### Oxygen Toxicity

At very high concentrations, oxygen can have toxic effects on the lungs. This risk mainly occurs with prolonged use of extremely high oxygen levels.

### Respiratory Depression

Excess oxygen may cause a temporary decrease in breathing drive. This is usually only a concern in patients with chronic CO2 retention issues.

### Absorption Atelectasis

The nitrogen in room air helps keep alveoli inflated. Replacing nitrogen with high concentrations of oxygen can cause alveolar collapse.

### Oxygen Fire Risk

High-flow oxygen greatly increases fire risk from cigarettes, sparks, electrical equipment, and other ignition sources. Fire precautions are essential.

To minimize adverse effects, the lowest flow rate needed to maintain adequate oxygenation should be utilized.

Some benefits of using nasal cannulas for oxygen delivery include:

• Can provide sufficient oxygen for moderate hypoxemia
• Lightweight and comfortable for prolonged use
• Flow rate can be adjusted easily based on need
• Allows for eating, drinking, and communication
• Lower risk of claustrophobia compared to masks
• Less drying to nasal passages than high-flow options
• Relatively low cost disposable devices

The adjustable flow and patient tolerance makes nasal cannulas an excellent choice for many situations requiring supplementary oxygen over hours or days.

## Limitations of Nasal Cannulas

Some drawbacks and limitations of nasal cannulas include:

• Unable to deliver oxygen concentrations above 40%
• Not suitable for severe hypoxemia
• Oxygen delivery affected by nasal congestion or anatomical defects
• Air entrainment can dilute oxygen concentration
• Titration to determine proper flow rate can be complex
• Drying of nasal passages at higher flow rates
• Dislodgement of cannula can occur accidentally

For low-to-moderate oxygen needs, nasal cannulas are an excellent option.
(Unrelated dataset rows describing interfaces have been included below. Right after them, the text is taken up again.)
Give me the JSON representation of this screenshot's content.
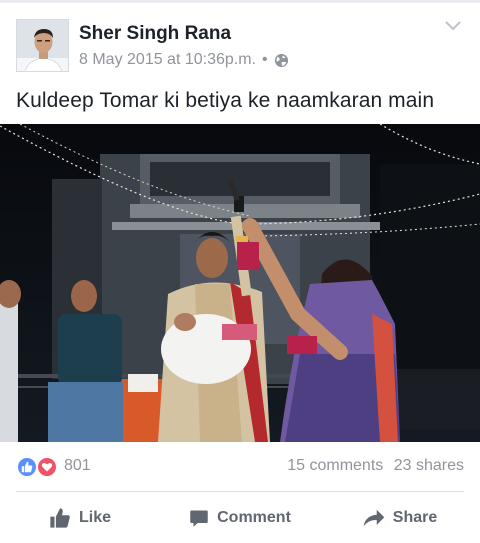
{
  "post": {
    "author_name": "Sher Singh Rana",
    "timestamp": "8 May 2015 at 10:36p.m.",
    "meta_separator": "•",
    "privacy_icon": "globe-icon",
    "options_icon": "chevron-down-icon",
    "caption": "Kuldeep Tomar ki betiya ke naamkaran main"
  },
  "stats": {
    "reactions": [
      "like-reaction-icon",
      "love-reaction-icon"
    ],
    "reaction_count": "801",
    "comments": "15 comments",
    "shares": "23 shares"
  },
  "actions": {
    "like_label": "Like",
    "comment_label": "Comment",
    "share_label": "Share"
  },
  "colors": {
    "like_blue": "#5890ff",
    "love_red": "#f25268",
    "meta_gray": "#90949c",
    "action_gray": "#606770"
  }
}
For critical patients requiring high concentrations, a delivery device such as a non-rebreather mask would be preferable.

### 1. Are there risks from too much oxygen through a nasal cannula?

Yes, excessive oxygen delivery can potentially lead to oxygen toxicity, respiratory depression, atelectasis lung collapse, and increased fire hazard. The lowest flow rate to maintain appropriate oxygenation should always be utilized.

### 2. What are some signs my oxygen flow rate may need to be increased?

Persistent low oxygen saturation levels below the target range, increased shortness of breath compared to baseline, decreased exercise tolerance, impaired cognition, headaches, and elevated heart rate can indicate the oxygen flow rate may need to go up.

## Conclusion

Nasal cannulas can deliver a wide range of oxygen flow rates, typically 1-6 liters per minute. This provides approximately 1,440 – 8,640 liters of oxygen per day. Flow is titrated based on oxygen needs but does not usually exceed 6 LPM due to equipment limitations and safety concerns. Periodic monitoring and equipment checks help ensure proper oxygen delivery. While nasal cannulas have some limitations, they are an easy-to-use and effective method for providing supplemental oxygen to many patients with hypoxemia.